Smart businesses are starting to figure out that their decisions on where to expand, relocate or otherwise invest their resources have to take into account the staggering debts that some states and cities have accumulated, especially since the retirement debt burden is not dispersed equally across the country. Some states are in far worse shape than others. As the Chicago Tribune, writing about Illinois' formidable pension debt, astutely observed last year, "Companies don't want to buy shares in a phenomenal tax burden that will unfold over the decades."
Businesses in Illinois already know what this means. In January of 2011 the state, facing incredible pressure to pay its bills, instituted $7 billion in new corporate and income taxes. But the legislature did nothing to reform spending. Raising taxes, it seems, is easier in Illinois than reforming employee pensions. Absent reform, about half of the Illinois tax increase simply went into the state's pension system to keep it afloat. Meanwhile, state debt continues to mount.
California businesses are learning the same lesson. Earlier this year, the giant state pension fund Calpers moved to grab its share of state tax increases instituted last November. The pension fund boosted rates that governments must pay annually (using taxpayer dollars of course) by a whopping 50 percent in order to begin cutting the system's enormous liabilities.
Meanwhile, the state legislature has yet to pass any meaningful pension reform. As pension and health care costs have soared in the state's budget, spending on education, transportation and social services have all declined. California already boasts the second worst business tax climate in the nation, according to the Tax Foundation.
Some places win business thanks to their talent pool, local amenities, and even good weather. But the state and local pension crisis adds a troubling new element to the consideration of where to locate: uncertainty. Governments are now in unprecedented territory with the pension mess, and it's not clear how it will all play out. As the Moody's report suggests, there's not even a consensus on how much states owes.
One troubling component of the uncertainty is that some state laws give government pensions unusual protections.

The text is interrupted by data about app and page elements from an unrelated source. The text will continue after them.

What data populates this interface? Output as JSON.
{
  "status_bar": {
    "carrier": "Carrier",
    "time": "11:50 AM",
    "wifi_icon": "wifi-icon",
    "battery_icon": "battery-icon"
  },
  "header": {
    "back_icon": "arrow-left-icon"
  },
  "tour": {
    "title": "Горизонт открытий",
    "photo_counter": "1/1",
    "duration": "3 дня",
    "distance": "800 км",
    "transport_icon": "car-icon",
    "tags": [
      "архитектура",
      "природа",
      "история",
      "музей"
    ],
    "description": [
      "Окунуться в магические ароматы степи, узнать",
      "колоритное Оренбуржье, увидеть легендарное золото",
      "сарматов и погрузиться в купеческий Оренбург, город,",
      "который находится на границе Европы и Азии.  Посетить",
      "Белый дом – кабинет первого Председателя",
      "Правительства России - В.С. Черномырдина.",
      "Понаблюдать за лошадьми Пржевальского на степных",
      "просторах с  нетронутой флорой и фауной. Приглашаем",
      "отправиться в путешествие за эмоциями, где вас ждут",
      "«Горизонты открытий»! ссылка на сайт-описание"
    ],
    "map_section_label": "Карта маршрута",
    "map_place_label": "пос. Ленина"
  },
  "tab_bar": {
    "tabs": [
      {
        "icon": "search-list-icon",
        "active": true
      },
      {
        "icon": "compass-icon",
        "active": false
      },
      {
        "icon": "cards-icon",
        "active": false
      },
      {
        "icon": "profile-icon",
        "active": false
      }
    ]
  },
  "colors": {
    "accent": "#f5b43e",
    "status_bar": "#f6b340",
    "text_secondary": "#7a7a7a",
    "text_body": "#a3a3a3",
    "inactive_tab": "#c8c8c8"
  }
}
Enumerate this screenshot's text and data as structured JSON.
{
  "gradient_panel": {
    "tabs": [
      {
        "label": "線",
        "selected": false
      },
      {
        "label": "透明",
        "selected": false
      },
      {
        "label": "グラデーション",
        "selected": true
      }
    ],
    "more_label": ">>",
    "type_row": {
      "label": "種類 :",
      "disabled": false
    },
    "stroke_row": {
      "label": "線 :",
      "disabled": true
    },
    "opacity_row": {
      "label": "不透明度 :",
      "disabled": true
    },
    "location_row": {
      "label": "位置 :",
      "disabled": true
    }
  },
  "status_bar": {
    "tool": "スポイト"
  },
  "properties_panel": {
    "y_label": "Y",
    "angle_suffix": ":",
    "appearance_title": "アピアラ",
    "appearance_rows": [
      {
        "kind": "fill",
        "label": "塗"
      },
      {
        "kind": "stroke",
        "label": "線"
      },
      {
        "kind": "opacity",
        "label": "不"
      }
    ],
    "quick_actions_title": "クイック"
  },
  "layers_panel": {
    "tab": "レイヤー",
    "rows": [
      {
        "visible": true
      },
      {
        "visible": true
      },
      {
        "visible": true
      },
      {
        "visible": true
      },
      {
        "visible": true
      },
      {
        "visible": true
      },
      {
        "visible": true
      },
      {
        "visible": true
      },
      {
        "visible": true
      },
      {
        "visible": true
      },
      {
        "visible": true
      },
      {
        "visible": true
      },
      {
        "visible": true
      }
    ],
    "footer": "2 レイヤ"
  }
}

Whereas in the private sector employers are free to alter solvent retirement plans as long as they don't eliminate benefits already earned, government workers argue that once they become vested in a public pension plan, they have the right to continue earning benefits at the same level for as long as they work. Courts have sometimes sided with workers.
To take one startling example: A California court recently struck down a voter initiative requiring workers in Pacific Grove to contribute more to their pensions. Under the court's reasoning, "What is vested in the employee is the right to earn a pension on the terms promised to him or her upon employment." As a result, "no subsequent legislation...can take these rights away once given."
In places like bankrupt Stockton, Ca., politicians granted benefits years ago without bothering to calculate their true cost. Now, some courts say, those pensions are unchangeable for the entire current workforce. That's a prescription for higher taxes, fewer services and eventual insolvency.
Large businesses that operate in multiple locations see this playing out as a new aggressiveness on the part of states. Every few years Chief Financial Officer magazine asks executives at large companies to rate the states in terms of how aggressively they pursue higher tax collections. In the last study, completed in 2011, executives told the magazine that, as one finance exec wrote: "The states are in a pure money-grab mode and don't care about policy, the law, or fairness." Not surprisingly, four of the five worst-rated states in that study-California, New York, Illinois and New Jersey-all have mountains of debt of one form or another.
Some state governments have switched from merely trying to collect taxes on in-state business to extending their tax arm as far as possible. That means firms with a single telecommuter in a state are being dunned for corporate income tax claims, as are firms with no physical presence in a state other than a website hosted on local server.
"We are seriously going to consider whether we allow employees to travel to or participate in events" in New York, one CEO recently told Chief Executive magazine. New York has the second highest per capita debt load among the states, according to a report by its comptroller, as well as one of the highest tax burdens in the nation. So it's not surprising that the CEO explained his strategy by noting, "We can't afford for NY to become a tax nexus for us just because our employees participate in a conference in NY or the like."
Indebted states must eventually become money-grabbing states, if they aren't already. Businesses that haven't learned that lesson yet will learn it the hard way.